** Opening Source information block **

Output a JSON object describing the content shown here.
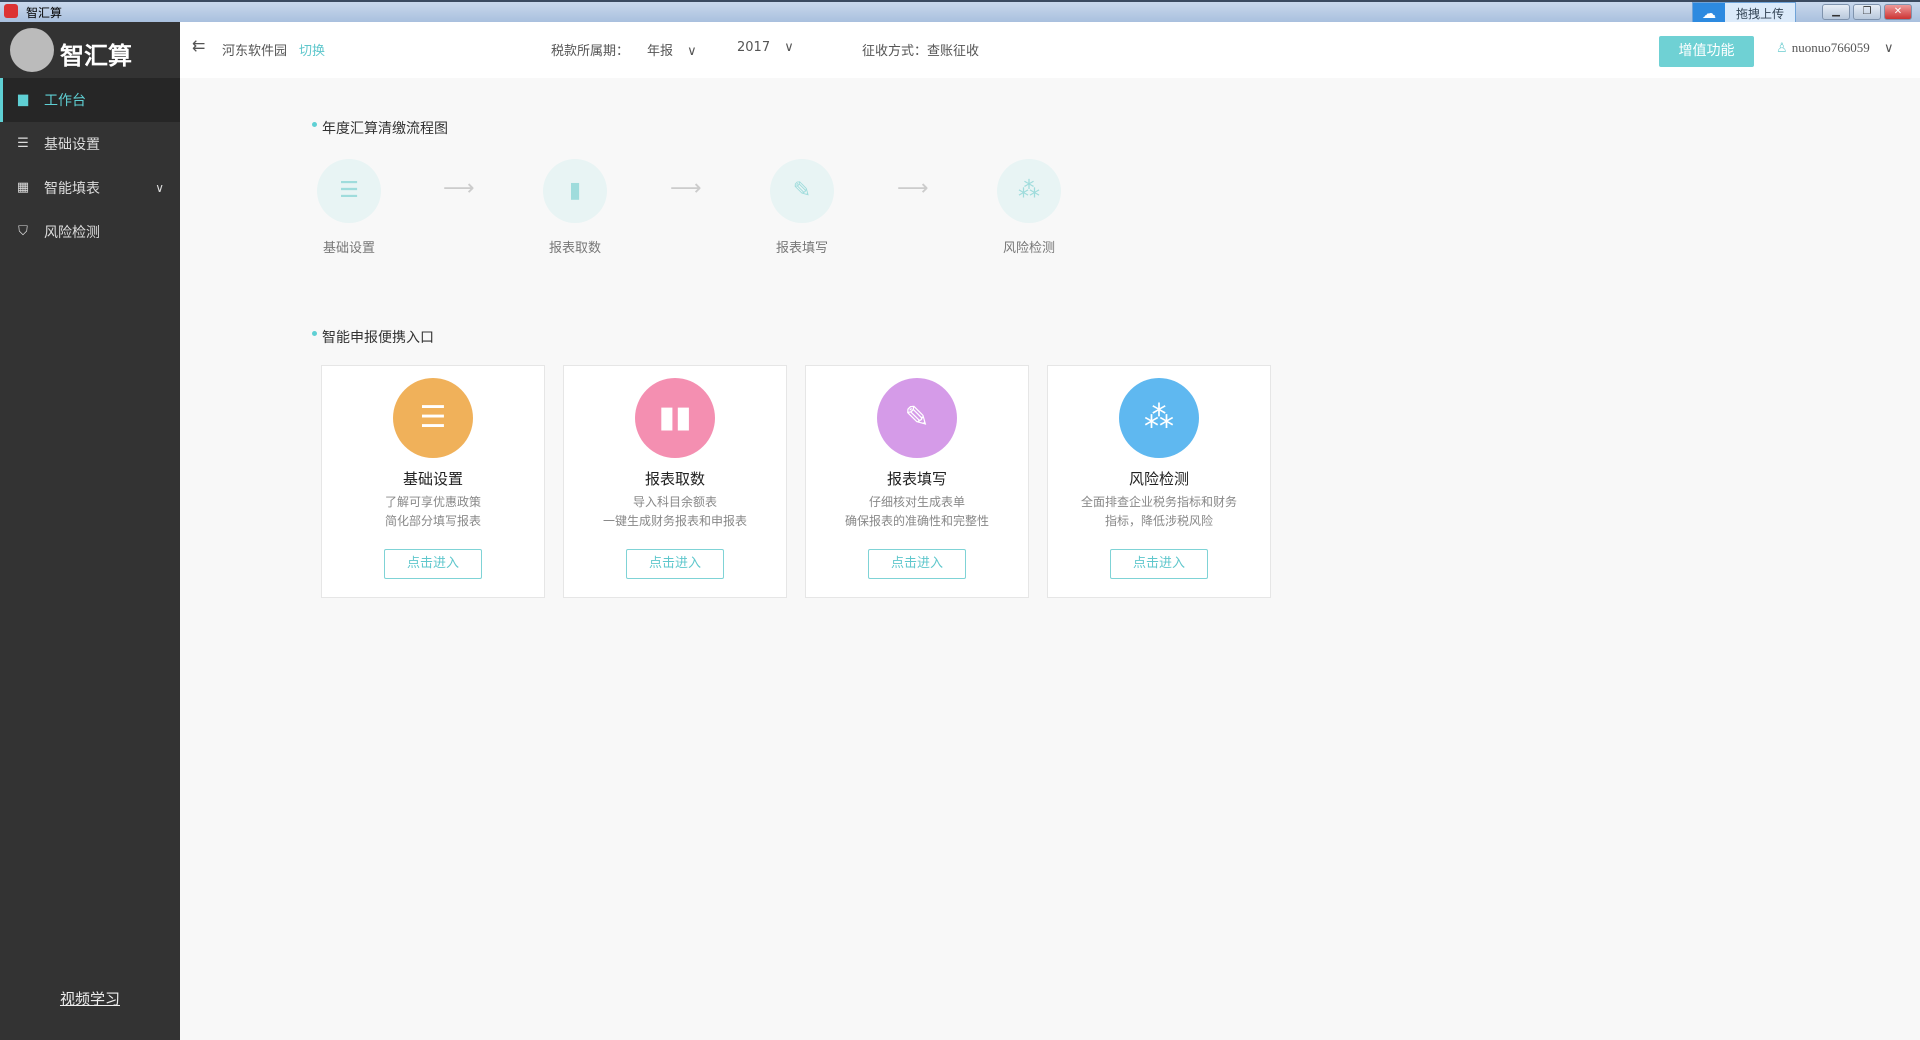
{
  "window": {
    "title": "智汇算",
    "upload_label": "拖拽上传"
  },
  "logo": {
    "name": "智汇算",
    "watermark": "河东软件园",
    "watermark_url": "www.pc0359.cn"
  },
  "sidebar": {
    "items": [
      {
        "label": "工作台",
        "icon": "monitor-icon",
        "active": true
      },
      {
        "label": "基础设置",
        "icon": "list-icon"
      },
      {
        "label": "智能填表",
        "icon": "grid-icon",
        "expandable": true
      },
      {
        "label": "风险检测",
        "icon": "shield-icon"
      }
    ],
    "video_link": "视频学习"
  },
  "header": {
    "company": "河东软件园",
    "switch": "切换",
    "period_label": "税款所属期：",
    "period_type": "年报",
    "year": "2017",
    "collection": "征收方式：查账征收",
    "vip_button": "增值功能",
    "user": "nuonuo766059"
  },
  "flow": {
    "title": "年度汇算清缴流程图",
    "steps": [
      {
        "label": "基础设置",
        "icon": "list-icon"
      },
      {
        "label": "报表取数",
        "icon": "bar-chart-icon"
      },
      {
        "label": "报表填写",
        "icon": "pencil-icon"
      },
      {
        "label": "风险检测",
        "icon": "network-icon"
      }
    ]
  },
  "entry": {
    "title": "智能申报便携入口",
    "cards": [
      {
        "title": "基础设置",
        "desc1": "了解可享优惠政策",
        "desc2": "简化部分填写报表",
        "button": "点击进入",
        "color": "#f0b15a",
        "icon": "list-icon"
      },
      {
        "title": "报表取数",
        "desc1": "导入科目余额表",
        "desc2": "一键生成财务报表和申报表",
        "button": "点击进入",
        "color": "#f48fb1",
        "icon": "bar-chart-icon"
      },
      {
        "title": "报表填写",
        "desc1": "仔细核对生成表单",
        "desc2": "确保报表的准确性和完整性",
        "button": "点击进入",
        "color": "#d59be8",
        "icon": "pencil-icon"
      },
      {
        "title": "风险检测",
        "desc1": "全面排查企业税务指标和财务",
        "desc2": "指标，降低涉税风险",
        "button": "点击进入",
        "color": "#5fb8f0",
        "icon": "network-icon"
      }
    ]
  }
}
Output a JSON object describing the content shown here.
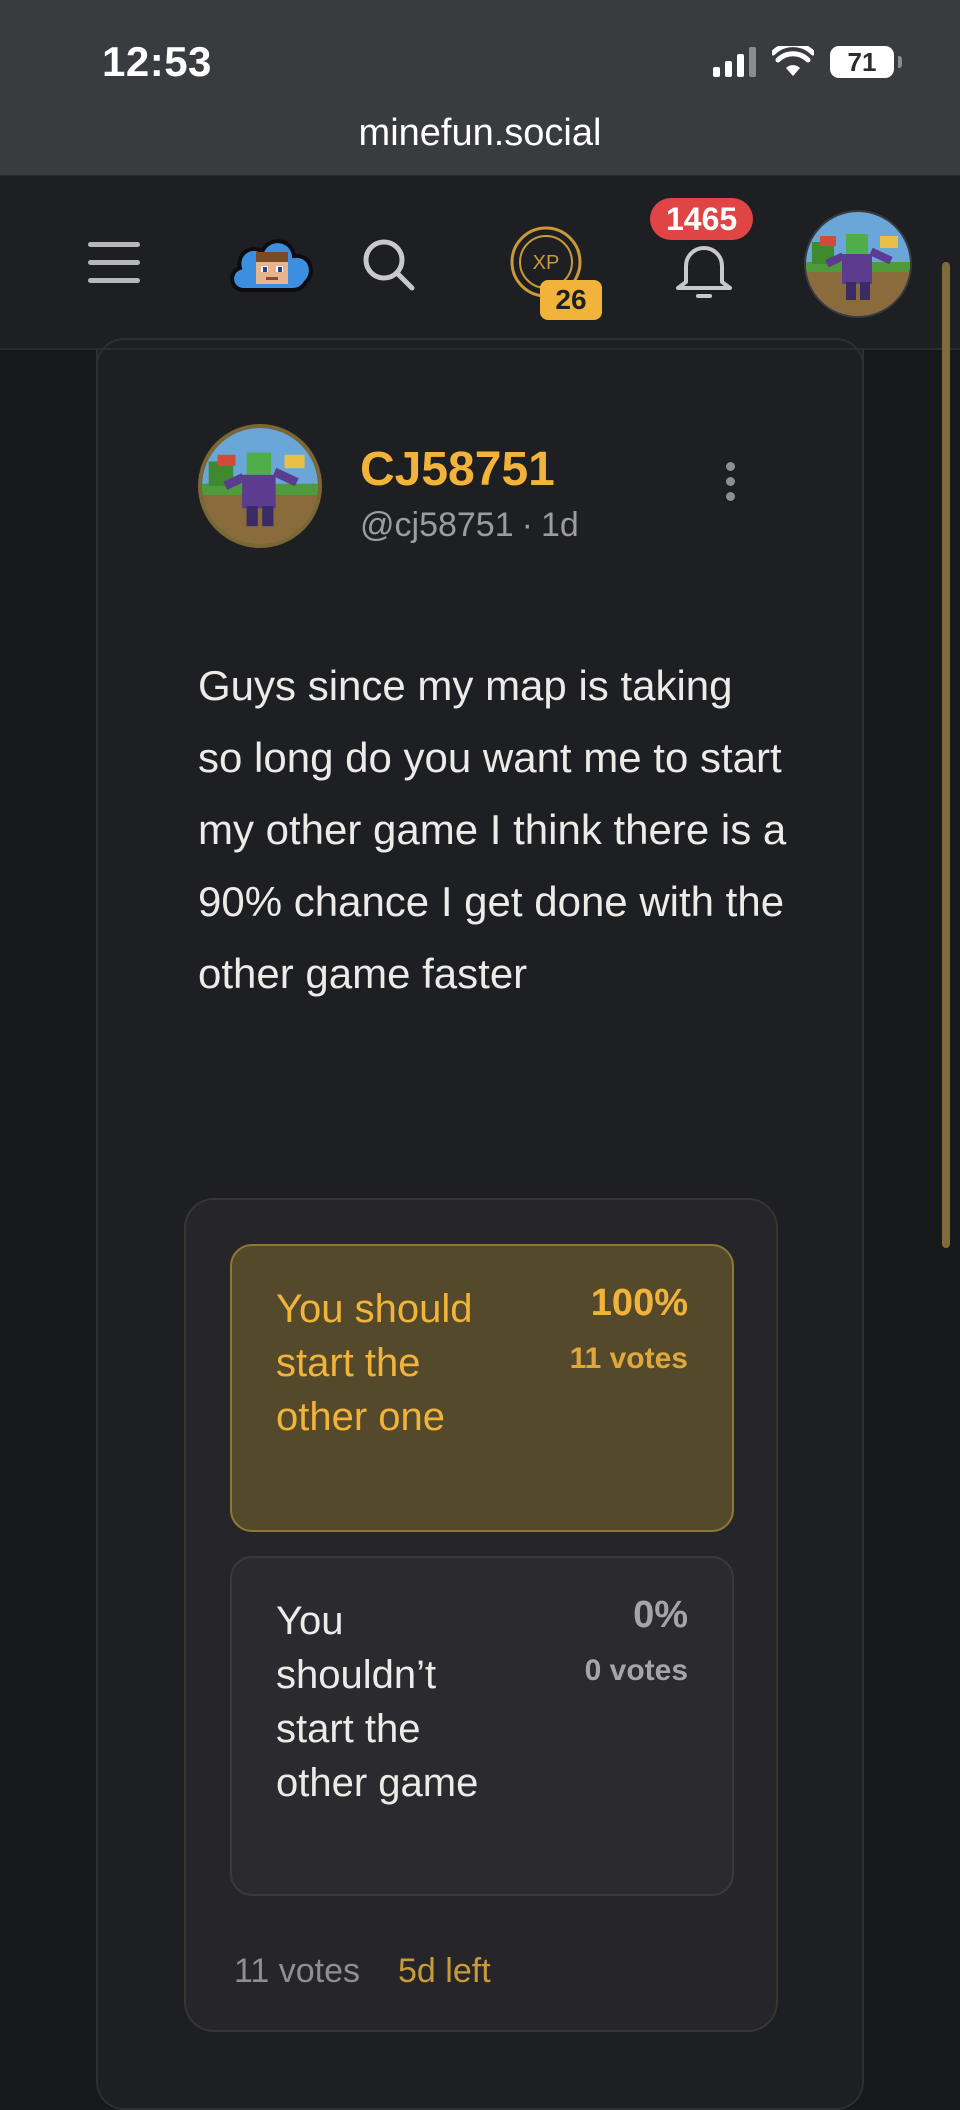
{
  "status_bar": {
    "time": "12:53",
    "battery": "71"
  },
  "browser": {
    "url": "minefun.social"
  },
  "header": {
    "xp_level": "26",
    "notification_count": "1465",
    "xp_icon_text": "XP"
  },
  "post": {
    "author_name": "CJ58751",
    "author_handle": "@cj58751",
    "separator": "·",
    "age": "1d",
    "text": "Guys since my map is taking so long do you want me to start my other game I think there is a 90% chance I get done with the other game faster"
  },
  "poll": {
    "options": [
      {
        "label": "You should start the other one",
        "percent": "100%",
        "votes": "11 votes",
        "share": 1.0
      },
      {
        "label": "You shouldn’t start the other game",
        "percent": "0%",
        "votes": "0 votes",
        "share": 0.0
      }
    ],
    "total_votes": "11 votes",
    "time_left": "5d left"
  },
  "colors": {
    "accent": "#f2b33a",
    "notification": "#e04444",
    "background": "#17181c"
  }
}
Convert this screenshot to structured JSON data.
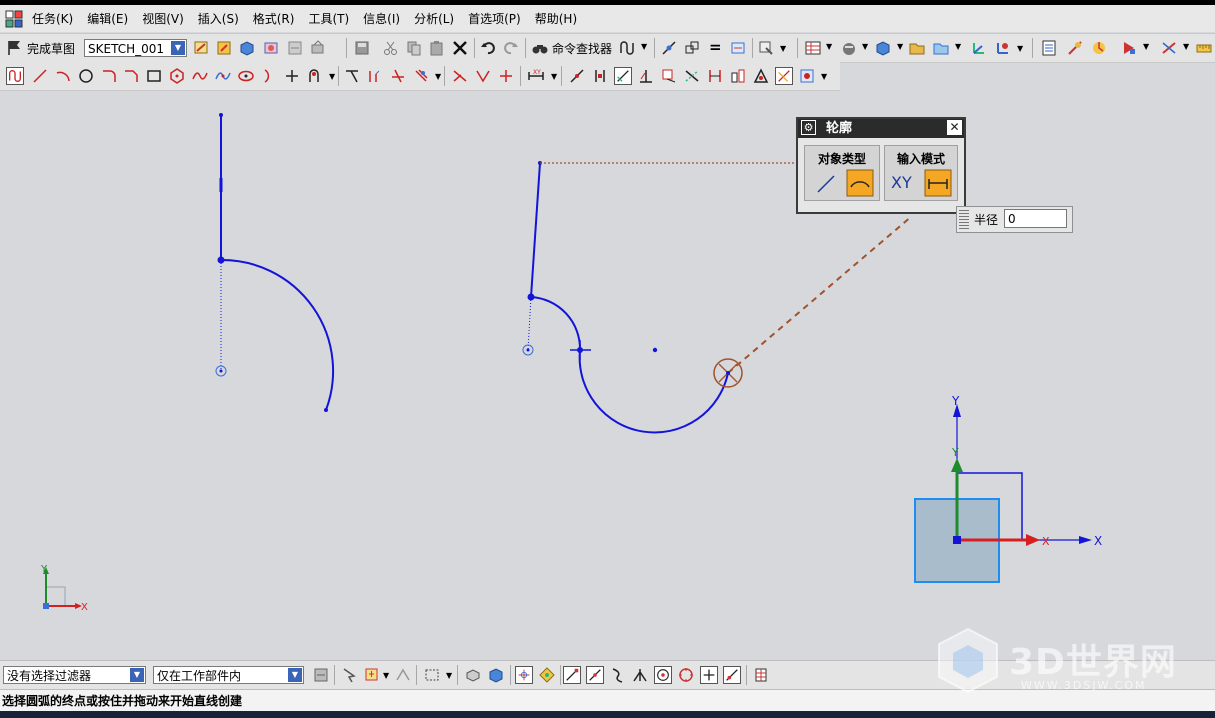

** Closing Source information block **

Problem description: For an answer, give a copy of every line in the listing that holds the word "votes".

Result:
        "votes": "11 votes",
        "votes": "0 votes",
    "total_votes": "11 votes",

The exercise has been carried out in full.